The Tenderloin Plan is part of a broader citywide effort that seeks to address and improve conditions in the neighborhood, with an initial focus on the 13 blocks in the Tenderloin that are most highly impacted. Implementation of the Plan will be iterative and informed by ongoing community input, with a goal of expanding to the other 36 blocks in the Tenderloin not specifically identified in the Plan.
Map highlighting multi-agency and community efforts to repurpose streets space in the Tenderloin.
The Plan has eight main goals:
- Address encampments by offering safe sleeping alternatives to unsheltered individuals.
- Facilitate social distancing compliance by closing streets and parking.
- Ensure that housed residents in the Tenderloin have safe passage and access to their homes and businesses.
- Improve access to hygiene stations, restrooms and garbage disposal for unhoused individuals.
- Address food and water insecurity for housed and unhoused residents alike.
- Increase police presence in the neighborhood to focus on public safety concerns.
- Increase health services in the neighborhood.
- Increased education and outreach to residents and businesses through a ‘care ambassador’ program.
Can a commercial street be a Slow Street?

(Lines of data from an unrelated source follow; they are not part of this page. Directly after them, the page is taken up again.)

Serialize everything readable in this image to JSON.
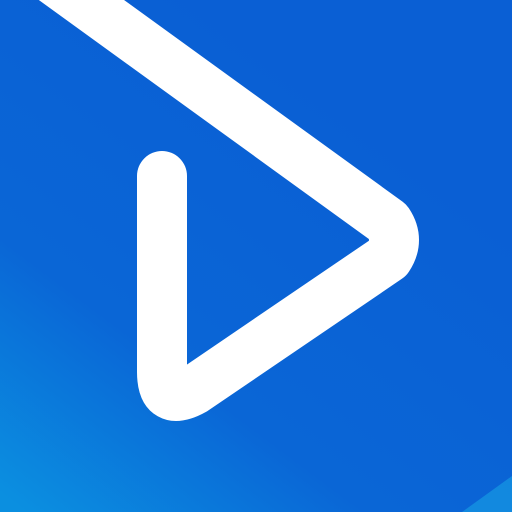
{
  "icon": {
    "name": "play-icon",
    "colors": {
      "background_top": "#0a5fd4",
      "background_bottom": "#0b8fe0",
      "stroke": "#ffffff",
      "corner_accent": "#1aa8e8"
    }
  }
}
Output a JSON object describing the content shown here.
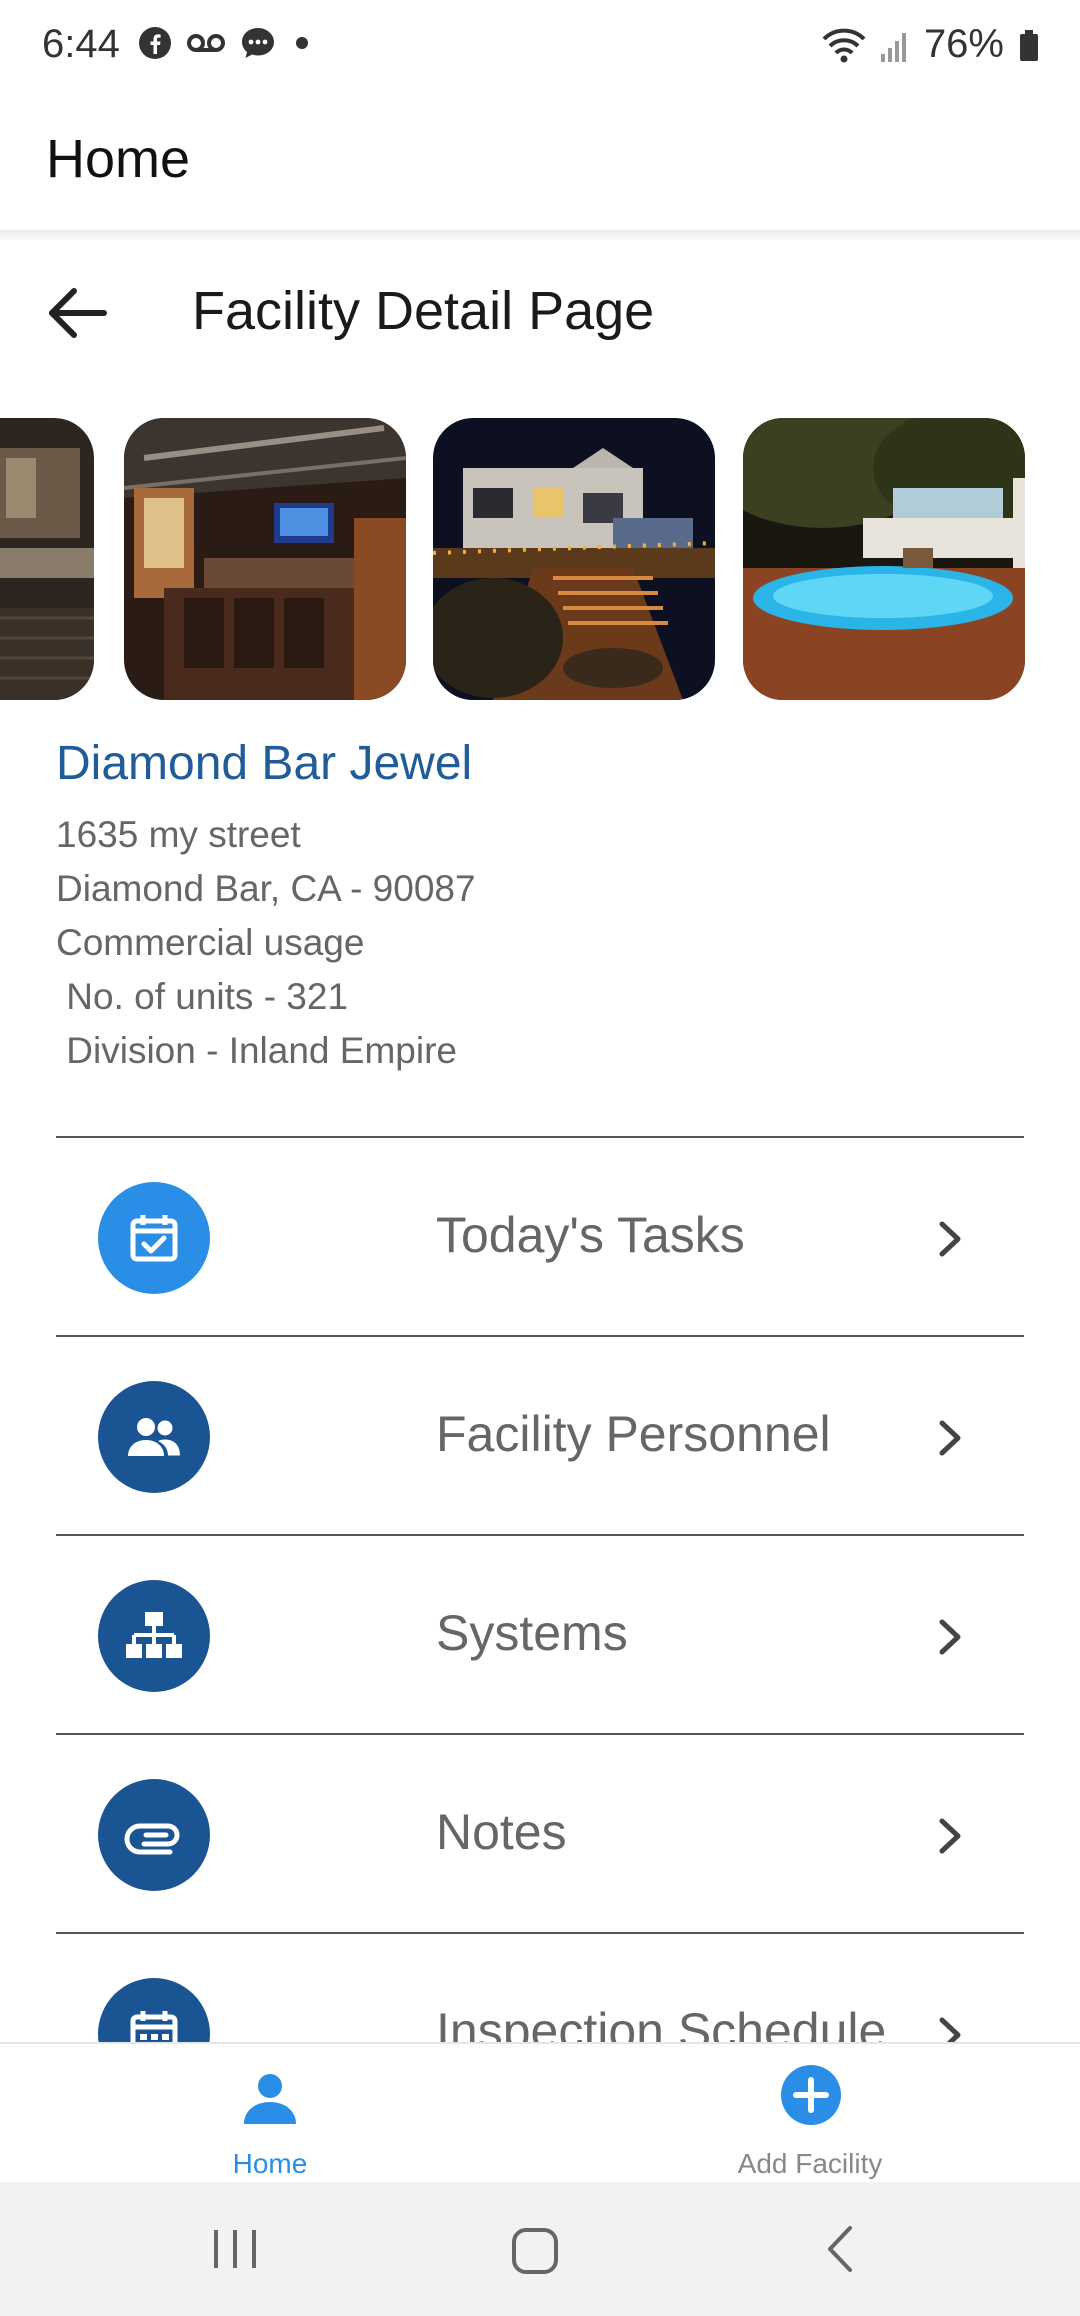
{
  "status_bar": {
    "time": "6:44",
    "battery": "76%"
  },
  "top_header": {
    "title": "Home"
  },
  "page_header": {
    "title": "Facility Detail Page"
  },
  "facility": {
    "name": "Diamond Bar Jewel",
    "address_line1": "1635 my street",
    "address_line2": "Diamond Bar, CA - 90087",
    "usage": "Commercial usage",
    "units": " No. of units - 321",
    "division": " Division - Inland Empire"
  },
  "menu": [
    {
      "label": "Today's Tasks",
      "icon": "calendar-check-icon",
      "color": "#2b8ee6"
    },
    {
      "label": "Facility Personnel",
      "icon": "people-icon",
      "color": "#1a5493"
    },
    {
      "label": "Systems",
      "icon": "hierarchy-icon",
      "color": "#1a5493"
    },
    {
      "label": "Notes",
      "icon": "paperclip-icon",
      "color": "#1a5493"
    },
    {
      "label": "Inspection Schedule",
      "icon": "calendar-icon",
      "color": "#1a5493"
    }
  ],
  "bottom_nav": {
    "home_label": "Home",
    "add_facility_label": "Add Facility",
    "active_color": "#2b8ee6",
    "inactive_color": "#888888"
  },
  "colors": {
    "accent": "#2b8ee6",
    "brand_dark": "#1a5493",
    "name_text": "#1f5c99"
  }
}
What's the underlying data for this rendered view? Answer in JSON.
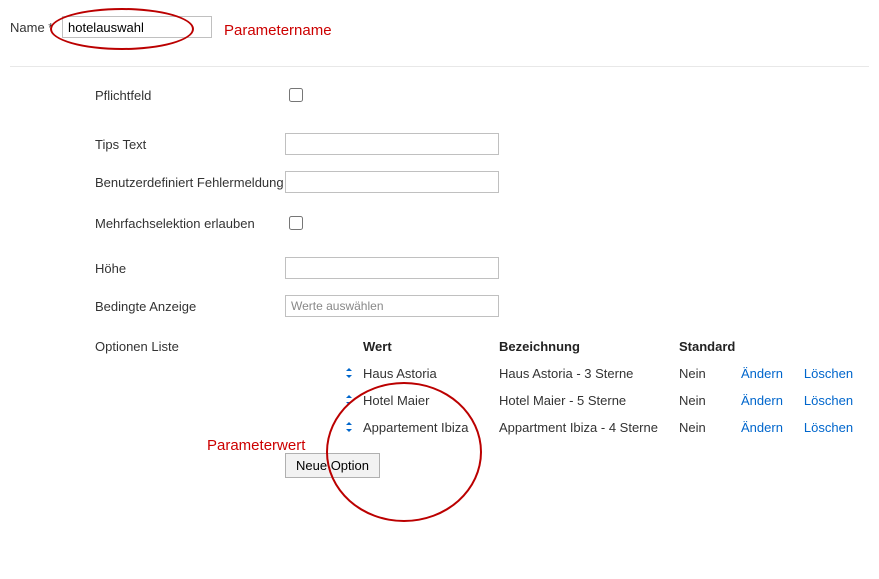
{
  "nameField": {
    "label": "Name *",
    "value": "hotelauswahl"
  },
  "annotations": {
    "parametername": "Parametername",
    "parameterwert": "Parameterwert"
  },
  "fields": {
    "pflichtfeld": {
      "label": "Pflichtfeld"
    },
    "tipsText": {
      "label": "Tips Text"
    },
    "customError": {
      "label": "Benutzerdefiniert Fehlermeldung"
    },
    "multiselect": {
      "label": "Mehrfachselektion erlauben"
    },
    "height": {
      "label": "Höhe"
    },
    "conditional": {
      "label": "Bedingte Anzeige",
      "placeholder": "Werte auswählen"
    },
    "optionsList": {
      "label": "Optionen Liste"
    }
  },
  "table": {
    "headers": {
      "wert": "Wert",
      "bezeichnung": "Bezeichnung",
      "standard": "Standard"
    },
    "actions": {
      "edit": "Ändern",
      "delete": "Löschen"
    },
    "rows": [
      {
        "wert": "Haus Astoria",
        "bezeichnung": "Haus Astoria - 3 Sterne",
        "standard": "Nein"
      },
      {
        "wert": "Hotel Maier",
        "bezeichnung": "Hotel Maier - 5 Sterne",
        "standard": "Nein"
      },
      {
        "wert": "Appartement Ibiza",
        "bezeichnung": "Appartment Ibiza - 4 Sterne",
        "standard": "Nein"
      }
    ]
  },
  "buttons": {
    "newOption": "Neue Option"
  }
}
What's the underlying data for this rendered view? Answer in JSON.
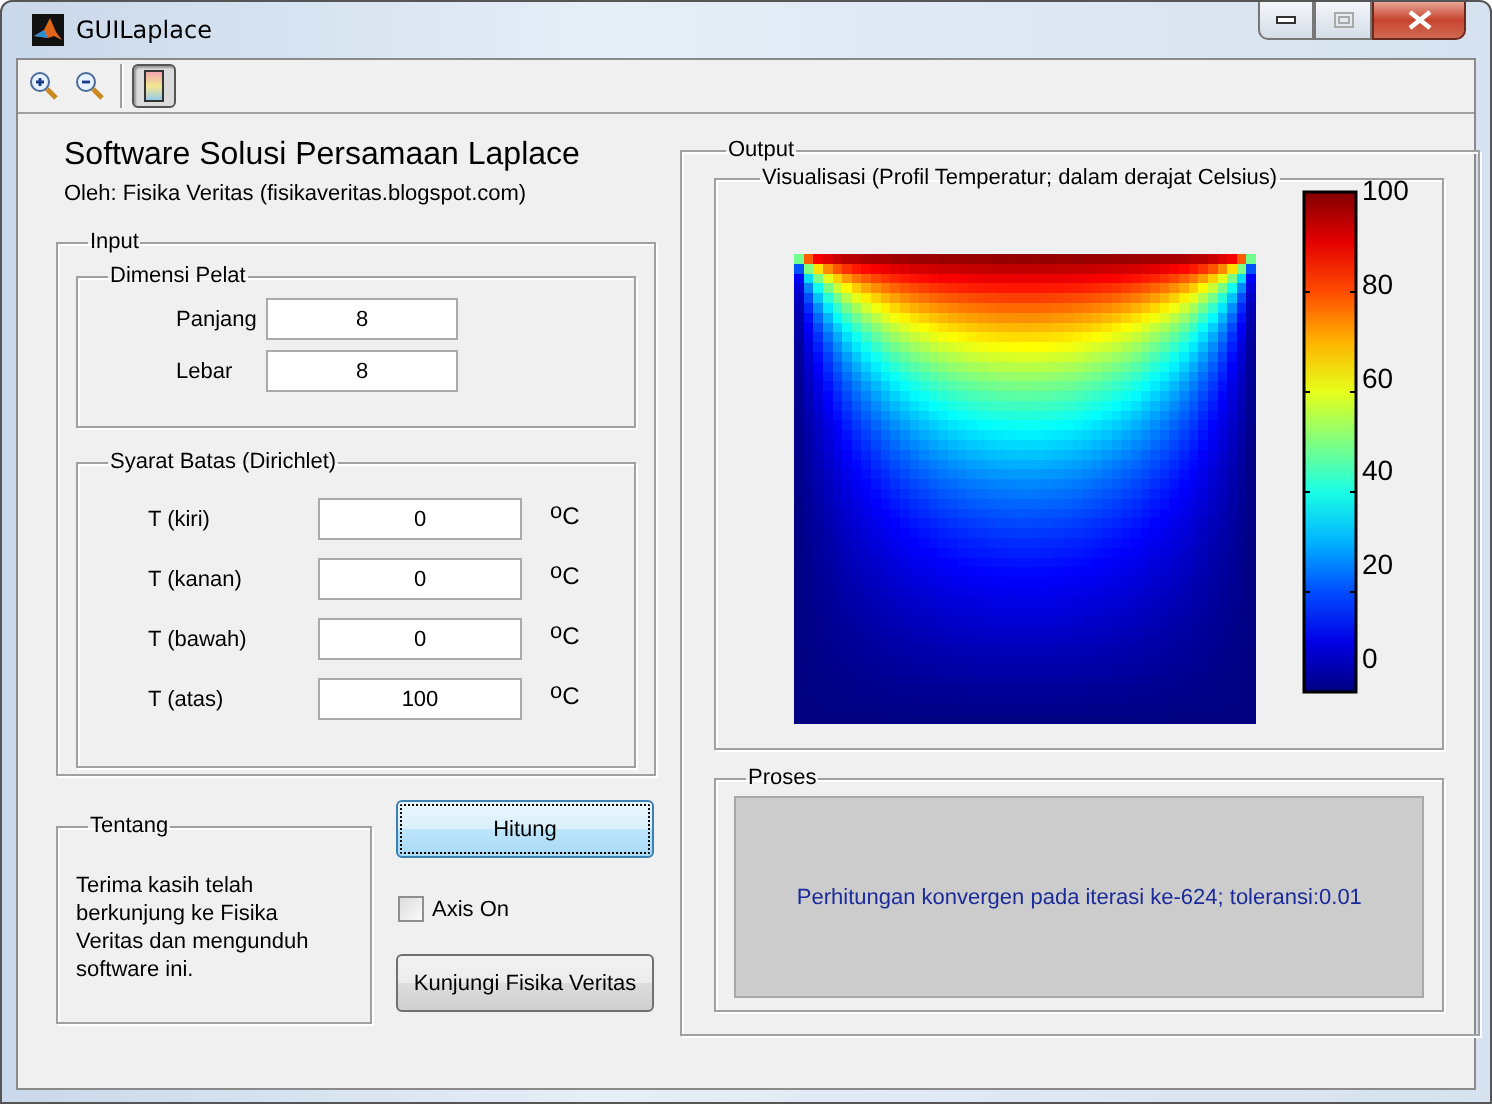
{
  "window": {
    "title": "GUILaplace"
  },
  "toolbar": [
    {
      "kind": "zoom_in",
      "selected": false
    },
    {
      "kind": "zoom_out",
      "selected": false
    },
    {
      "kind": "colorbar",
      "selected": true
    }
  ],
  "header": {
    "title": "Software Solusi Persamaan Laplace",
    "subtitle": "Oleh: Fisika Veritas (fisikaveritas.blogspot.com)"
  },
  "input": {
    "title": "Input",
    "dimensions": {
      "title": "Dimensi Pelat",
      "fields": [
        {
          "label": "Panjang",
          "value": "8"
        },
        {
          "label": "Lebar",
          "value": "8"
        }
      ]
    },
    "boundary": {
      "title": "Syarat Batas (Dirichlet)",
      "fields": [
        {
          "label": "T (kiri)",
          "value": "0",
          "unit": "$^{o}$C"
        },
        {
          "label": "T (kanan)",
          "value": "0",
          "unit": "$^{o}$C"
        },
        {
          "label": "T (bawah)",
          "value": "0",
          "unit": "$^{o}$C"
        },
        {
          "label": "T (atas)",
          "value": "100",
          "unit": "$^{o}$C"
        }
      ]
    }
  },
  "about": {
    "title": "Tentang",
    "text": "Terima kasih telah berkunjung ke Fisika Veritas dan mengunduh software ini."
  },
  "actions": {
    "compute_button": {
      "label": "Hitung",
      "focused": true
    },
    "axis_checkbox": {
      "label": "Axis On",
      "checked": false
    },
    "visit_button": {
      "label": "Kunjungi Fisika Veritas",
      "focused": false
    }
  },
  "output": {
    "title": "Output",
    "visualization": {
      "title": "Visualisasi (Profil Temperatur; dalam derajat Celsius)",
      "colorbar_ticks": [
        "100",
        "80",
        "60",
        "40",
        "20",
        "0"
      ]
    },
    "process": {
      "title": "Proses",
      "message": "Perhitungan konvergen pada iterasi ke-624; toleransi:0.01"
    }
  }
}
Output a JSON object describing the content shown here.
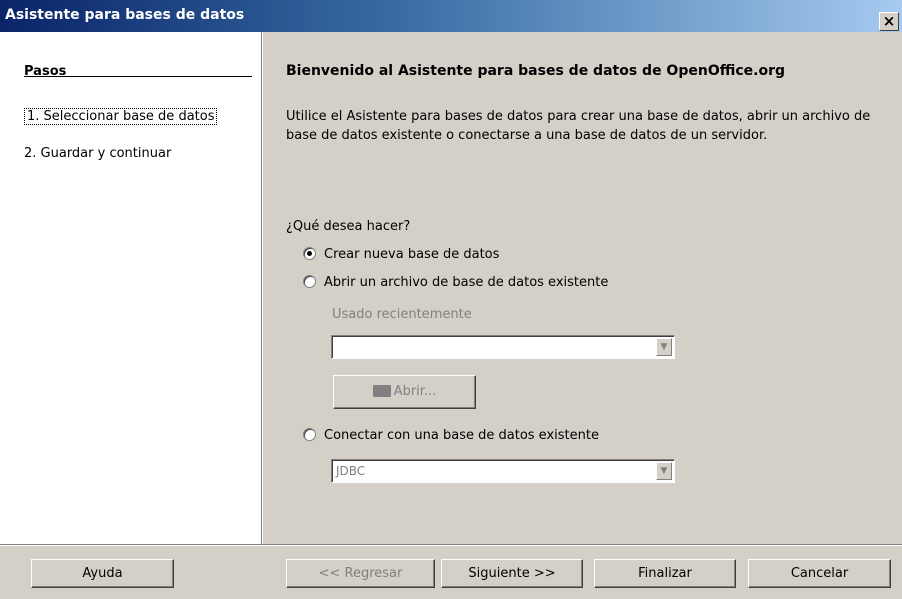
{
  "window": {
    "title": "Asistente para bases de datos",
    "close_glyph": "×"
  },
  "sidebar": {
    "title": "Pasos",
    "steps": [
      {
        "label": "1.  Seleccionar base de datos"
      },
      {
        "label": "2.  Guardar y continuar"
      }
    ]
  },
  "main": {
    "heading": "Bienvenido al Asistente para bases de datos de OpenOffice.org",
    "intro": "Utilice el Asistente para bases de datos para crear una base de datos, abrir un archivo de base de datos existente o conectarse a una base de datos de un servidor.",
    "question": "¿Qué desea hacer?",
    "options": [
      {
        "label": "Crear nueva base de datos",
        "selected": true
      },
      {
        "label": "Abrir un archivo de base de datos existente",
        "selected": false
      },
      {
        "label": "Conectar con una base de datos existente",
        "selected": false
      }
    ],
    "recent_label": "Usado recientemente",
    "recent_value": "",
    "open_button": "Abrir...",
    "connection_type": "JDBC"
  },
  "footer": {
    "help": "Ayuda",
    "back": "<< Regresar",
    "next": "Siguiente >>",
    "finish": "Finalizar",
    "cancel": "Cancelar"
  },
  "icons": {
    "close": "close-icon",
    "dropdown": "chevron-down-icon",
    "folder": "folder-open-icon"
  },
  "colors": {
    "titlebar_start": "#0a246a",
    "titlebar_end": "#a6caf0",
    "dialog_bg": "#d4d0c8",
    "disabled_text": "#808080"
  }
}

Slow Streets treatment is only appropriate for low-volume residential streets. However, the Shared Spaces program uses similar elements to create space for outdoor dining and street closures in commercial districts.